Segment Start: MATERIAL FOR THIS TASK

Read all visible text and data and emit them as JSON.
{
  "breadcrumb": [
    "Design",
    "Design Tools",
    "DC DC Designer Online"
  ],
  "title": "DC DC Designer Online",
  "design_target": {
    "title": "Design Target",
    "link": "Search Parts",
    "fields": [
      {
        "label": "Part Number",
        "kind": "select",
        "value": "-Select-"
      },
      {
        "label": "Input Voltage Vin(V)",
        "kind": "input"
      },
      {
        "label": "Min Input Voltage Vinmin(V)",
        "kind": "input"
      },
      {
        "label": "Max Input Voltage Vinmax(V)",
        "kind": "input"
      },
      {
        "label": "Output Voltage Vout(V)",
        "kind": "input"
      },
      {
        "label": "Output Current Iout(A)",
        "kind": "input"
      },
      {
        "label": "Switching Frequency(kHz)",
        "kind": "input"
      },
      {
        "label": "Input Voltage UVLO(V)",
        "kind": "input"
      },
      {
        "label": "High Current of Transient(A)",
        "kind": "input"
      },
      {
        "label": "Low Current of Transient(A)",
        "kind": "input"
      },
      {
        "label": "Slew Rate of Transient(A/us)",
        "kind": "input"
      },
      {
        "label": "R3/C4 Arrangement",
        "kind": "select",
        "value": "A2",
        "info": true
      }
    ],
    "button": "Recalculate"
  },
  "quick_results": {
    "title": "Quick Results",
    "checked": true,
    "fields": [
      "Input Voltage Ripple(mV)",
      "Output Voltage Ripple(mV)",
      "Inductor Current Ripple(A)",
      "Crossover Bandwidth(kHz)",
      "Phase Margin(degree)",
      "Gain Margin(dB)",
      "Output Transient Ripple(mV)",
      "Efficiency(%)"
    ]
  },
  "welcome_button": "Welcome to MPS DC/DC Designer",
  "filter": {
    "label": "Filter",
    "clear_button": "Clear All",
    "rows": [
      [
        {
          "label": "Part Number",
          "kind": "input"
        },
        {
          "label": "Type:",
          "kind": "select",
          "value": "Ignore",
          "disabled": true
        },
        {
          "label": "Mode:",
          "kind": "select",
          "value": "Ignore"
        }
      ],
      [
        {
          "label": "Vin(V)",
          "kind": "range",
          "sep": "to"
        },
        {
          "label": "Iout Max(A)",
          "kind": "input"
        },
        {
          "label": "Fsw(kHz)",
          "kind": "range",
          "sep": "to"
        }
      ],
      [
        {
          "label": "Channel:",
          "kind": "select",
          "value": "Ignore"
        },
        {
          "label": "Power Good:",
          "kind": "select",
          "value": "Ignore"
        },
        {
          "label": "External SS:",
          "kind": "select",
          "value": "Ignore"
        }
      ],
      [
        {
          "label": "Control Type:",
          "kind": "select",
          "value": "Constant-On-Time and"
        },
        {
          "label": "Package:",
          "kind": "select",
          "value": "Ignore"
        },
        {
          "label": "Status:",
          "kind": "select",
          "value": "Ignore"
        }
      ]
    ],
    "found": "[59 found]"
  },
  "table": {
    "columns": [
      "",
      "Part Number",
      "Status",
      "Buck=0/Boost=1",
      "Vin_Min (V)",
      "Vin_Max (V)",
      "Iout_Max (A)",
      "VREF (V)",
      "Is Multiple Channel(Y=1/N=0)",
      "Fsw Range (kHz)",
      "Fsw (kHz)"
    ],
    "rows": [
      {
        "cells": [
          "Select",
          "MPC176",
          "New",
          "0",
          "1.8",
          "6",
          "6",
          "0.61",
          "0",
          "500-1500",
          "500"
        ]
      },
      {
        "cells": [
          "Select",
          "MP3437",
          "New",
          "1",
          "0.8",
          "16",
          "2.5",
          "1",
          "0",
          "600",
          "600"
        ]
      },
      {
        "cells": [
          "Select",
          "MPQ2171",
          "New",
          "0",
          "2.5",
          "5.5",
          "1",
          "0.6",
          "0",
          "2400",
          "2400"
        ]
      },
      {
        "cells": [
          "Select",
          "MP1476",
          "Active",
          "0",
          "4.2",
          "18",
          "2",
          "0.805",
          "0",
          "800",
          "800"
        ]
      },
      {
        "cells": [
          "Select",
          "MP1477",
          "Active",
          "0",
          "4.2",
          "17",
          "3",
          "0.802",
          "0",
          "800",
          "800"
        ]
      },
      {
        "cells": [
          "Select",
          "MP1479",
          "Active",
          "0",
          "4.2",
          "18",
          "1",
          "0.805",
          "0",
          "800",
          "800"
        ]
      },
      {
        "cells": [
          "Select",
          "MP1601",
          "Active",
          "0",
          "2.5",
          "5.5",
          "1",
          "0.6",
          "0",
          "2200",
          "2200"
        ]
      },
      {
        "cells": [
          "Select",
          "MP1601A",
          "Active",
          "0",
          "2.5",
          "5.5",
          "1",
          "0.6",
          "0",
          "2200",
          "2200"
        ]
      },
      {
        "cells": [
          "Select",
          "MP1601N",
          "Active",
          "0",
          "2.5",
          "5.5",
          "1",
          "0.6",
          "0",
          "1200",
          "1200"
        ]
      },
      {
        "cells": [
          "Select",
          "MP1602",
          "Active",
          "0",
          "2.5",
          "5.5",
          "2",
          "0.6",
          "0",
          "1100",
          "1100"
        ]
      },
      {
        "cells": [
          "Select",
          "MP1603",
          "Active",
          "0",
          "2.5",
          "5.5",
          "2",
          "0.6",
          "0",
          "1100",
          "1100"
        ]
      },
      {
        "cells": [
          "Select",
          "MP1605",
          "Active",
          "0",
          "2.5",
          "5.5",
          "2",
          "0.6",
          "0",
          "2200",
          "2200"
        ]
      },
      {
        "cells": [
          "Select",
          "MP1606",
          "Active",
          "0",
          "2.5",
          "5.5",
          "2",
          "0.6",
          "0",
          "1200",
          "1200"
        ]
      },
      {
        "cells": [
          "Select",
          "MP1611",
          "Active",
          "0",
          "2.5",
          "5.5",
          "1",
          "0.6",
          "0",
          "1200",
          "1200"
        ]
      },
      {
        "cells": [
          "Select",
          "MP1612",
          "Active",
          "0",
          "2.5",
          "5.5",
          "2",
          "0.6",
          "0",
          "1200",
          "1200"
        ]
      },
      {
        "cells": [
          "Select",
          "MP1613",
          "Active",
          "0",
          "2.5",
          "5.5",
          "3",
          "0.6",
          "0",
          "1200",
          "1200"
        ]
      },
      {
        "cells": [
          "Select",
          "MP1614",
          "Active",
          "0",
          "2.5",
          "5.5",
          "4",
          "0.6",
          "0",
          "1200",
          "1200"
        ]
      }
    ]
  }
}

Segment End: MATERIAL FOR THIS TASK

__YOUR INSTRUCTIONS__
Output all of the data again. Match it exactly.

__FINAL ANSWER__
Read all visible text and data and emit them as JSON.
{
  "breadcrumb": [
    "Design",
    "Design Tools",
    "DC DC Designer Online"
  ],
  "title": "DC DC Designer Online",
  "design_target": {
    "title": "Design Target",
    "link": "Search Parts",
    "fields": [
      {
        "label": "Part Number",
        "kind": "select",
        "value": "-Select-"
      },
      {
        "label": "Input Voltage Vin(V)",
        "kind": "input"
      },
      {
        "label": "Min Input Voltage Vinmin(V)",
        "kind": "input"
      },
      {
        "label": "Max Input Voltage Vinmax(V)",
        "kind": "input"
      },
      {
        "label": "Output Voltage Vout(V)",
        "kind": "input"
      },
      {
        "label": "Output Current Iout(A)",
        "kind": "input"
      },
      {
        "label": "Switching Frequency(kHz)",
        "kind": "input"
      },
      {
        "label": "Input Voltage UVLO(V)",
        "kind": "input"
      },
      {
        "label": "High Current of Transient(A)",
        "kind": "input"
      },
      {
        "label": "Low Current of Transient(A)",
        "kind": "input"
      },
      {
        "label": "Slew Rate of Transient(A/us)",
        "kind": "input"
      },
      {
        "label": "R3/C4 Arrangement",
        "kind": "select",
        "value": "A2",
        "info": true
      }
    ],
    "button": "Recalculate"
  },
  "quick_results": {
    "title": "Quick Results",
    "checked": true,
    "fields": [
      "Input Voltage Ripple(mV)",
      "Output Voltage Ripple(mV)",
      "Inductor Current Ripple(A)",
      "Crossover Bandwidth(kHz)",
      "Phase Margin(degree)",
      "Gain Margin(dB)",
      "Output Transient Ripple(mV)",
      "Efficiency(%)"
    ]
  },
  "welcome_button": "Welcome to MPS DC/DC Designer",
  "filter": {
    "label": "Filter",
    "clear_button": "Clear All",
    "rows": [
      [
        {
          "label": "Part Number",
          "kind": "input"
        },
        {
          "label": "Type:",
          "kind": "select",
          "value": "Ignore",
          "disabled": true
        },
        {
          "label": "Mode:",
          "kind": "select",
          "value": "Ignore"
        }
      ],
      [
        {
          "label": "Vin(V)",
          "kind": "range",
          "sep": "to"
        },
        {
          "label": "Iout Max(A)",
          "kind": "input"
        },
        {
          "label": "Fsw(kHz)",
          "kind": "range",
          "sep": "to"
        }
      ],
      [
        {
          "label": "Channel:",
          "kind": "select",
          "value": "Ignore"
        },
        {
          "label": "Power Good:",
          "kind": "select",
          "value": "Ignore"
        },
        {
          "label": "External SS:",
          "kind": "select",
          "value": "Ignore"
        }
      ],
      [
        {
          "label": "Control Type:",
          "kind": "select",
          "value": "Constant-On-Time and"
        },
        {
          "label": "Package:",
          "kind": "select",
          "value": "Ignore"
        },
        {
          "label": "Status:",
          "kind": "select",
          "value": "Ignore"
        }
      ]
    ],
    "found": "[59 found]"
  },
  "table": {
    "columns": [
      "",
      "Part Number",
      "Status",
      "Buck=0/Boost=1",
      "Vin_Min (V)",
      "Vin_Max (V)",
      "Iout_Max (A)",
      "VREF (V)",
      "Is Multiple Channel(Y=1/N=0)",
      "Fsw Range (kHz)",
      "Fsw (kHz)"
    ],
    "rows": [
      {
        "cells": [
          "Select",
          "MPC176",
          "New",
          "0",
          "1.8",
          "6",
          "6",
          "0.61",
          "0",
          "500-1500",
          "500"
        ]
      },
      {
        "cells": [
          "Select",
          "MP3437",
          "New",
          "1",
          "0.8",
          "16",
          "2.5",
          "1",
          "0",
          "600",
          "600"
        ]
      },
      {
        "cells": [
          "Select",
          "MPQ2171",
          "New",
          "0",
          "2.5",
          "5.5",
          "1",
          "0.6",
          "0",
          "2400",
          "2400"
        ]
      },
      {
        "cells": [
          "Select",
          "MP1476",
          "Active",
          "0",
          "4.2",
          "18",
          "2",
          "0.805",
          "0",
          "800",
          "800"
        ]
      },
      {
        "cells": [
          "Select",
          "MP1477",
          "Active",
          "0",
          "4.2",
          "17",
          "3",
          "0.802",
          "0",
          "800",
          "800"
        ]
      },
      {
        "cells": [
          "Select",
          "MP1479",
          "Active",
          "0",
          "4.2",
          "18",
          "1",
          "0.805",
          "0",
          "800",
          "800"
        ]
      },
      {
        "cells": [
          "Select",
          "MP1601",
          "Active",
          "0",
          "2.5",
          "5.5",
          "1",
          "0.6",
          "0",
          "2200",
          "2200"
        ]
      },
      {
        "cells": [
          "Select",
          "MP1601A",
          "Active",
          "0",
          "2.5",
          "5.5",
          "1",
          "0.6",
          "0",
          "2200",
          "2200"
        ]
      },
      {
        "cells": [
          "Select",
          "MP1601N",
          "Active",
          "0",
          "2.5",
          "5.5",
          "1",
          "0.6",
          "0",
          "1200",
          "1200"
        ]
      },
      {
        "cells": [
          "Select",
          "MP1602",
          "Active",
          "0",
          "2.5",
          "5.5",
          "2",
          "0.6",
          "0",
          "1100",
          "1100"
        ]
      },
      {
        "cells": [
          "Select",
          "MP1603",
          "Active",
          "0",
          "2.5",
          "5.5",
          "2",
          "0.6",
          "0",
          "1100",
          "1100"
        ]
      },
      {
        "cells": [
          "Select",
          "MP1605",
          "Active",
          "0",
          "2.5",
          "5.5",
          "2",
          "0.6",
          "0",
          "2200",
          "2200"
        ]
      },
      {
        "cells": [
          "Select",
          "MP1606",
          "Active",
          "0",
          "2.5",
          "5.5",
          "2",
          "0.6",
          "0",
          "1200",
          "1200"
        ]
      },
      {
        "cells": [
          "Select",
          "MP1611",
          "Active",
          "0",
          "2.5",
          "5.5",
          "1",
          "0.6",
          "0",
          "1200",
          "1200"
        ]
      },
      {
        "cells": [
          "Select",
          "MP1612",
          "Active",
          "0",
          "2.5",
          "5.5",
          "2",
          "0.6",
          "0",
          "1200",
          "1200"
        ]
      },
      {
        "cells": [
          "Select",
          "MP1613",
          "Active",
          "0",
          "2.5",
          "5.5",
          "3",
          "0.6",
          "0",
          "1200",
          "1200"
        ]
      },
      {
        "cells": [
          "Select",
          "MP1614",
          "Active",
          "0",
          "2.5",
          "5.5",
          "4",
          "0.6",
          "0",
          "1200",
          "1200"
        ]
      }
    ]
  }
}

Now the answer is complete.